--- PROBLEM TO SOLVE ---
Nothing but the entries, copied exactly, should appear in the response.
RECORDED INFORMATION Start Marker
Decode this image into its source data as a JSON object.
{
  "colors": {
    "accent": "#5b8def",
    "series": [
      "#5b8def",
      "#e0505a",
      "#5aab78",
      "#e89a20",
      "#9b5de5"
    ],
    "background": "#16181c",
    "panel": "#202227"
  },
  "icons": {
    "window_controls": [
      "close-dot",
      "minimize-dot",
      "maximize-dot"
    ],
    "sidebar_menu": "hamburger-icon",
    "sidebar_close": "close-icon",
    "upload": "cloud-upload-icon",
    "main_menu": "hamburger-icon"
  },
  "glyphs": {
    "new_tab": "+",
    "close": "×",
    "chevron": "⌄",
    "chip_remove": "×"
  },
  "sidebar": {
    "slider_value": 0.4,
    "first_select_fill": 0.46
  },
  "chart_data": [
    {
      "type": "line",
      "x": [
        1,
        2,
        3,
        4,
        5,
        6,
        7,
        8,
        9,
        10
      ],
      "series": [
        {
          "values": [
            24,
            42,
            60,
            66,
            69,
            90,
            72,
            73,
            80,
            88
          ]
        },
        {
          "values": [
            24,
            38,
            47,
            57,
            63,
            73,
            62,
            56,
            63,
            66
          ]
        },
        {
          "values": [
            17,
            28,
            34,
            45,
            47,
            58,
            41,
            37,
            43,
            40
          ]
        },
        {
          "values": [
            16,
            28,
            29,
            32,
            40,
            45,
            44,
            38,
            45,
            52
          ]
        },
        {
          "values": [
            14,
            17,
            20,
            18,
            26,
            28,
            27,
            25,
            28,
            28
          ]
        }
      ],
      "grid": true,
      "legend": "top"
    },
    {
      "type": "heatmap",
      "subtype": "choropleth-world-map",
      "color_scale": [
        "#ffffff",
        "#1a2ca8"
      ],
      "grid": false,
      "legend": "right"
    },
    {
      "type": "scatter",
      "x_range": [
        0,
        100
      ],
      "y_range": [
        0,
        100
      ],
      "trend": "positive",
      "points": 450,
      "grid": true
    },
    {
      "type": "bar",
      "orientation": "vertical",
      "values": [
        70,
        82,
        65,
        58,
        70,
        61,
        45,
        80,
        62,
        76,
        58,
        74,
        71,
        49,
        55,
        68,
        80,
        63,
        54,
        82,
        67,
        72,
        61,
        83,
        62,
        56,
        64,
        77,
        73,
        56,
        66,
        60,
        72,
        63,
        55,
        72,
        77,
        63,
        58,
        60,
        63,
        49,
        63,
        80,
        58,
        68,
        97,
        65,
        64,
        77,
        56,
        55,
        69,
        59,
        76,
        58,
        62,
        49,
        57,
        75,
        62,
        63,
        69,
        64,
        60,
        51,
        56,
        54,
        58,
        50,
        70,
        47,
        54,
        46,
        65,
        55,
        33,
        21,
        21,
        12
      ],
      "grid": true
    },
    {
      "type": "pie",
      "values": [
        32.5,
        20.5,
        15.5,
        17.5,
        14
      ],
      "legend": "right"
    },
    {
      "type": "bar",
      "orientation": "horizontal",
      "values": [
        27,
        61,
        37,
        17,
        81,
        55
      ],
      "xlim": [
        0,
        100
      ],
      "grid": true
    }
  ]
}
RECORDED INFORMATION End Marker
--- RESULT OF THIS TASK ---
Decode this image into its source data as a JSON object.
{
  "colors": {
    "accent": "#5b8def",
    "series": [
      "#5b8def",
      "#e0505a",
      "#5aab78",
      "#e89a20",
      "#9b5de5"
    ],
    "background": "#16181c",
    "panel": "#202227"
  },
  "icons": {
    "window_controls": [
      "close-dot",
      "minimize-dot",
      "maximize-dot"
    ],
    "sidebar_menu": "hamburger-icon",
    "sidebar_close": "close-icon",
    "upload": "cloud-upload-icon",
    "main_menu": "hamburger-icon"
  },
  "glyphs": {
    "new_tab": "+",
    "close": "×",
    "chevron": "⌄",
    "chip_remove": "×"
  },
  "sidebar": {
    "slider_value": 0.4,
    "first_select_fill": 0.46
  },
  "chart_data": [
    {
      "type": "line",
      "x": [
        1,
        2,
        3,
        4,
        5,
        6,
        7,
        8,
        9,
        10
      ],
      "series": [
        {
          "values": [
            24,
            42,
            60,
            66,
            69,
            90,
            72,
            73,
            80,
            88
          ]
        },
        {
          "values": [
            24,
            38,
            47,
            57,
            63,
            73,
            62,
            56,
            63,
            66
          ]
        },
        {
          "values": [
            17,
            28,
            34,
            45,
            47,
            58,
            41,
            37,
            43,
            40
          ]
        },
        {
          "values": [
            16,
            28,
            29,
            32,
            40,
            45,
            44,
            38,
            45,
            52
          ]
        },
        {
          "values": [
            14,
            17,
            20,
            18,
            26,
            28,
            27,
            25,
            28,
            28
          ]
        }
      ],
      "grid": true,
      "legend": "top"
    },
    {
      "type": "heatmap",
      "subtype": "choropleth-world-map",
      "color_scale": [
        "#ffffff",
        "#1a2ca8"
      ],
      "grid": false,
      "legend": "right"
    },
    {
      "type": "scatter",
      "x_range": [
        0,
        100
      ],
      "y_range": [
        0,
        100
      ],
      "trend": "positive",
      "points": 450,
      "grid": true
    },
    {
      "type": "bar",
      "orientation": "vertical",
      "values": [
        70,
        82,
        65,
        58,
        70,
        61,
        45,
        80,
        62,
        76,
        58,
        74,
        71,
        49,
        55,
        68,
        80,
        63,
        54,
        82,
        67,
        72,
        61,
        83,
        62,
        56,
        64,
        77,
        73,
        56,
        66,
        60,
        72,
        63,
        55,
        72,
        77,
        63,
        58,
        60,
        63,
        49,
        63,
        80,
        58,
        68,
        97,
        65,
        64,
        77,
        56,
        55,
        69,
        59,
        76,
        58,
        62,
        49,
        57,
        75,
        62,
        63,
        69,
        64,
        60,
        51,
        56,
        54,
        58,
        50,
        70,
        47,
        54,
        46,
        65,
        55,
        33,
        21,
        21,
        12
      ],
      "grid": true
    },
    {
      "type": "pie",
      "values": [
        32.5,
        20.5,
        15.5,
        17.5,
        14
      ],
      "legend": "right"
    },
    {
      "type": "bar",
      "orientation": "horizontal",
      "values": [
        27,
        61,
        37,
        17,
        81,
        55
      ],
      "xlim": [
        0,
        100
      ],
      "grid": true
    }
  ]
}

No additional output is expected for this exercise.